What the exercise asks: Reproduce all the data, character for character.

::: Material for this task

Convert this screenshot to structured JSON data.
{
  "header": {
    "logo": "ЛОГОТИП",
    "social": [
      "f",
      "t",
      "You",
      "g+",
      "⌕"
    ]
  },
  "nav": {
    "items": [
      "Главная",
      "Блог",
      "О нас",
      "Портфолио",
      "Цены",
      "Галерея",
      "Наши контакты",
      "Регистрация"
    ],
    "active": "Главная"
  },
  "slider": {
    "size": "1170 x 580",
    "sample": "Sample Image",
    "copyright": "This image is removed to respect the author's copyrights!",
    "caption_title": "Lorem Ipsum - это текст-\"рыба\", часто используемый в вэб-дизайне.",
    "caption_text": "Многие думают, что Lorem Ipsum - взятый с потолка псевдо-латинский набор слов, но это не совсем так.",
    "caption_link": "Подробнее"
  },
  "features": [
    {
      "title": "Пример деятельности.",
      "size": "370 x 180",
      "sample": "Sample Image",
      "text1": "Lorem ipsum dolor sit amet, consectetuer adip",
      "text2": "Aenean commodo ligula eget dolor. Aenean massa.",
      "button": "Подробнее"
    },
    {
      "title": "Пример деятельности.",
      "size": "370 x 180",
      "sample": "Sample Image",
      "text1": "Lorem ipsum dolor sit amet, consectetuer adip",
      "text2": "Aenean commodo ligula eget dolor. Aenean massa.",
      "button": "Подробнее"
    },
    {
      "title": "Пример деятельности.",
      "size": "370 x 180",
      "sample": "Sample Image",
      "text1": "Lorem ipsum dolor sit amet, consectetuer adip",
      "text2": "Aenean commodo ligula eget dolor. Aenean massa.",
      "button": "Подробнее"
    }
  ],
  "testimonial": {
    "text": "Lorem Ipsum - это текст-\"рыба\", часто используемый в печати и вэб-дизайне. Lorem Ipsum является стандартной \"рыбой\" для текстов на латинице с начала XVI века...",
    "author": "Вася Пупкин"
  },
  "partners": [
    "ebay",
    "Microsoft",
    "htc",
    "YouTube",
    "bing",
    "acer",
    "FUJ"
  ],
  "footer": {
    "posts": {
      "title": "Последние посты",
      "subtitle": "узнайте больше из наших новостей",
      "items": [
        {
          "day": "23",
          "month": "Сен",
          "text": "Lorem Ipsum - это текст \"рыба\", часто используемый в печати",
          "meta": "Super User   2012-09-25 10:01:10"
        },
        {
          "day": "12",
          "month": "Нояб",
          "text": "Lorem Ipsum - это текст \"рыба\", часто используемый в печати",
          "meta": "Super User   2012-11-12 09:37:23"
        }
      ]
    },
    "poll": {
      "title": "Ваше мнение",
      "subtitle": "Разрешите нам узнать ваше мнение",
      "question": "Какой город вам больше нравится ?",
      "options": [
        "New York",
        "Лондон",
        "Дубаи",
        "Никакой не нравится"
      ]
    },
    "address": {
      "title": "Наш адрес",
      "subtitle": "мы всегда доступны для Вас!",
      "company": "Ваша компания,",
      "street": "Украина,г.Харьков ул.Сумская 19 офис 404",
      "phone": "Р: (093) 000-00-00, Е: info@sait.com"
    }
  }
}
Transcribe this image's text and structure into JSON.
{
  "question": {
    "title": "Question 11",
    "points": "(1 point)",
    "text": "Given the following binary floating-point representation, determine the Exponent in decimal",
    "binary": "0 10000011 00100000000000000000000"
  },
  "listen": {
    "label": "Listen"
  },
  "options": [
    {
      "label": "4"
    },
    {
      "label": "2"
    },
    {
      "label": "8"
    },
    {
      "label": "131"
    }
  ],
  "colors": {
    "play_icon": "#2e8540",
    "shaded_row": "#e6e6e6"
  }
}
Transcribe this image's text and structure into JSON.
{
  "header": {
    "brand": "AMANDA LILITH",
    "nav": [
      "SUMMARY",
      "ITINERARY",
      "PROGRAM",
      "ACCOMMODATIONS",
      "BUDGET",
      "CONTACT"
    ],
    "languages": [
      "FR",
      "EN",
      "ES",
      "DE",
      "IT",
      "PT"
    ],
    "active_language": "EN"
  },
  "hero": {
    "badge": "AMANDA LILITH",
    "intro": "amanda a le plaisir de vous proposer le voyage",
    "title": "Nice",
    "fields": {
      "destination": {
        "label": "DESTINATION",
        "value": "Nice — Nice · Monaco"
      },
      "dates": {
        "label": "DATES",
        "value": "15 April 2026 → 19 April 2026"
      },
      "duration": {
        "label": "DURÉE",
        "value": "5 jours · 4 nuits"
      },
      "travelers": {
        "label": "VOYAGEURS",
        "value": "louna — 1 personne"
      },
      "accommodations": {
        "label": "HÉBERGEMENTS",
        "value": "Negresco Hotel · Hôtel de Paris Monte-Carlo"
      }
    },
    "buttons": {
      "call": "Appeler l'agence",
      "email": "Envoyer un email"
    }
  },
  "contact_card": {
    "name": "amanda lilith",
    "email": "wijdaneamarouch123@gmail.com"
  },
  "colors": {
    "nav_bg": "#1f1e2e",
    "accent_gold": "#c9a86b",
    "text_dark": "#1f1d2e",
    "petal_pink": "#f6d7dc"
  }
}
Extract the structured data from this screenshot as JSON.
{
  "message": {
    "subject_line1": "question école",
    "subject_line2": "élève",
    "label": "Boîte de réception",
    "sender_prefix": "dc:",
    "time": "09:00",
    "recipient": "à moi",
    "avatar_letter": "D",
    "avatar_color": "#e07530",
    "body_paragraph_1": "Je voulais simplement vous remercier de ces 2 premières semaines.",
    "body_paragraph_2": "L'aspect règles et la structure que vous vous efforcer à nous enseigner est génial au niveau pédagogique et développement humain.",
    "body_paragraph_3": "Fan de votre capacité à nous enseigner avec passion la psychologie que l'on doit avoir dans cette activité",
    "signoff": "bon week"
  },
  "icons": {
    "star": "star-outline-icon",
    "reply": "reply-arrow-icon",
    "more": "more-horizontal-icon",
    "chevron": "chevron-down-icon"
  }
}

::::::

Written solution:
Convert this screenshot to structured JSON data.
{
  "header": {
    "logo": "ЛОГОТИП",
    "social": [
      "f",
      "t",
      "You",
      "g+",
      "⌕"
    ]
  },
  "nav": {
    "items": [
      "Главная",
      "Блог",
      "О нас",
      "Портфолио",
      "Цены",
      "Галерея",
      "Наши контакты",
      "Регистрация"
    ],
    "active": "Главная"
  },
  "slider": {
    "size": "1170 x 580",
    "sample": "Sample Image",
    "copyright": "This image is removed to respect the author's copyrights!",
    "caption_title": "Lorem Ipsum - это текст-\"рыба\", часто используемый в вэб-дизайне.",
    "caption_text": "Многие думают, что Lorem Ipsum - взятый с потолка псевдо-латинский набор слов, но это не совсем так.",
    "caption_link": "Подробнее"
  },
  "features": [
    {
      "title": "Пример деятельности.",
      "size": "370 x 180",
      "sample": "Sample Image",
      "text1": "Lorem ipsum dolor sit amet, consectetuer adip",
      "text2": "Aenean commodo ligula eget dolor. Aenean massa.",
      "button": "Подробнее"
    },
    {
      "title": "Пример деятельности.",
      "size": "370 x 180",
      "sample": "Sample Image",
      "text1": "Lorem ipsum dolor sit amet, consectetuer adip",
      "text2": "Aenean commodo ligula eget dolor. Aenean massa.",
      "button": "Подробнее"
    },
    {
      "title": "Пример деятельности.",
      "size": "370 x 180",
      "sample": "Sample Image",
      "text1": "Lorem ipsum dolor sit amet, consectetuer adip",
      "text2": "Aenean commodo ligula eget dolor. Aenean massa.",
      "button": "Подробнее"
    }
  ],
  "testimonial": {
    "text": "Lorem Ipsum - это текст-\"рыба\", часто используемый в печати и вэб-дизайне. Lorem Ipsum является стандартной \"рыбой\" для текстов на латинице с начала XVI века...",
    "author": "Вася Пупкин"
  },
  "partners": [
    "ebay",
    "Microsoft",
    "htc",
    "YouTube",
    "bing",
    "acer",
    "FUJ"
  ],
  "footer": {
    "posts": {
      "title": "Последние посты",
      "subtitle": "узнайте больше из наших новостей",
      "items": [
        {
          "day": "23",
          "month": "Сен",
          "text": "Lorem Ipsum - это текст \"рыба\", часто используемый в печати",
          "meta": "Super User   2012-09-25 10:01:10"
        },
        {
          "day": "12",
          "month": "Нояб",
          "text": "Lorem Ipsum - это текст \"рыба\", часто используемый в печати",
          "meta": "Super User   2012-11-12 09:37:23"
        }
      ]
    },
    "poll": {
      "title": "Ваше мнение",
      "subtitle": "Разрешите нам узнать ваше мнение",
      "question": "Какой город вам больше нравится ?",
      "options": [
        "New York",
        "Лондон",
        "Дубаи",
        "Никакой не нравится"
      ]
    },
    "address": {
      "title": "Наш адрес",
      "subtitle": "мы всегда доступны для Вас!",
      "company": "Ваша компания,",
      "street": "Украина,г.Харьков ул.Сумская 19 офис 404",
      "phone": "Р: (093) 000-00-00, Е: info@sait.com"
    }
  }
}
Transcribe this image's text and structure into JSON.
{
  "question": {
    "title": "Question 11",
    "points": "(1 point)",
    "text": "Given the following binary floating-point representation, determine the Exponent in decimal",
    "binary": "0 10000011 00100000000000000000000"
  },
  "listen": {
    "label": "Listen"
  },
  "options": [
    {
      "label": "4"
    },
    {
      "label": "2"
    },
    {
      "label": "8"
    },
    {
      "label": "131"
    }
  ],
  "colors": {
    "play_icon": "#2e8540",
    "shaded_row": "#e6e6e6"
  }
}
Transcribe this image's text and structure into JSON.
{
  "header": {
    "brand": "AMANDA LILITH",
    "nav": [
      "SUMMARY",
      "ITINERARY",
      "PROGRAM",
      "ACCOMMODATIONS",
      "BUDGET",
      "CONTACT"
    ],
    "languages": [
      "FR",
      "EN",
      "ES",
      "DE",
      "IT",
      "PT"
    ],
    "active_language": "EN"
  },
  "hero": {
    "badge": "AMANDA LILITH",
    "intro": "amanda a le plaisir de vous proposer le voyage",
    "title": "Nice",
    "fields": {
      "destination": {
        "label": "DESTINATION",
        "value": "Nice — Nice · Monaco"
      },
      "dates": {
        "label": "DATES",
        "value": "15 April 2026 → 19 April 2026"
      },
      "duration": {
        "label": "DURÉE",
        "value": "5 jours · 4 nuits"
      },
      "travelers": {
        "label": "VOYAGEURS",
        "value": "louna — 1 personne"
      },
      "accommodations": {
        "label": "HÉBERGEMENTS",
        "value": "Negresco Hotel · Hôtel de Paris Monte-Carlo"
      }
    },
    "buttons": {
      "call": "Appeler l'agence",
      "email": "Envoyer un email"
    }
  },
  "contact_card": {
    "name": "amanda lilith",
    "email": "wijdaneamarouch123@gmail.com"
  },
  "colors": {
    "nav_bg": "#1f1e2e",
    "accent_gold": "#c9a86b",
    "text_dark": "#1f1d2e",
    "petal_pink": "#f6d7dc"
  }
}
Extract the structured data from this screenshot as JSON.
{
  "message": {
    "subject_line1": "question école",
    "subject_line2": "élève",
    "label": "Boîte de réception",
    "sender_prefix": "dc:",
    "time": "09:00",
    "recipient": "à moi",
    "avatar_letter": "D",
    "avatar_color": "#e07530",
    "body_paragraph_1": "Je voulais simplement vous remercier de ces 2 premières semaines.",
    "body_paragraph_2": "L'aspect règles et la structure que vous vous efforcer à nous enseigner est génial au niveau pédagogique et développement humain.",
    "body_paragraph_3": "Fan de votre capacité à nous enseigner avec passion la psychologie que l'on doit avoir dans cette activité",
    "signoff": "bon week"
  },
  "icons": {
    "star": "star-outline-icon",
    "reply": "reply-arrow-icon",
    "more": "more-horizontal-icon",
    "chevron": "chevron-down-icon"
  }
}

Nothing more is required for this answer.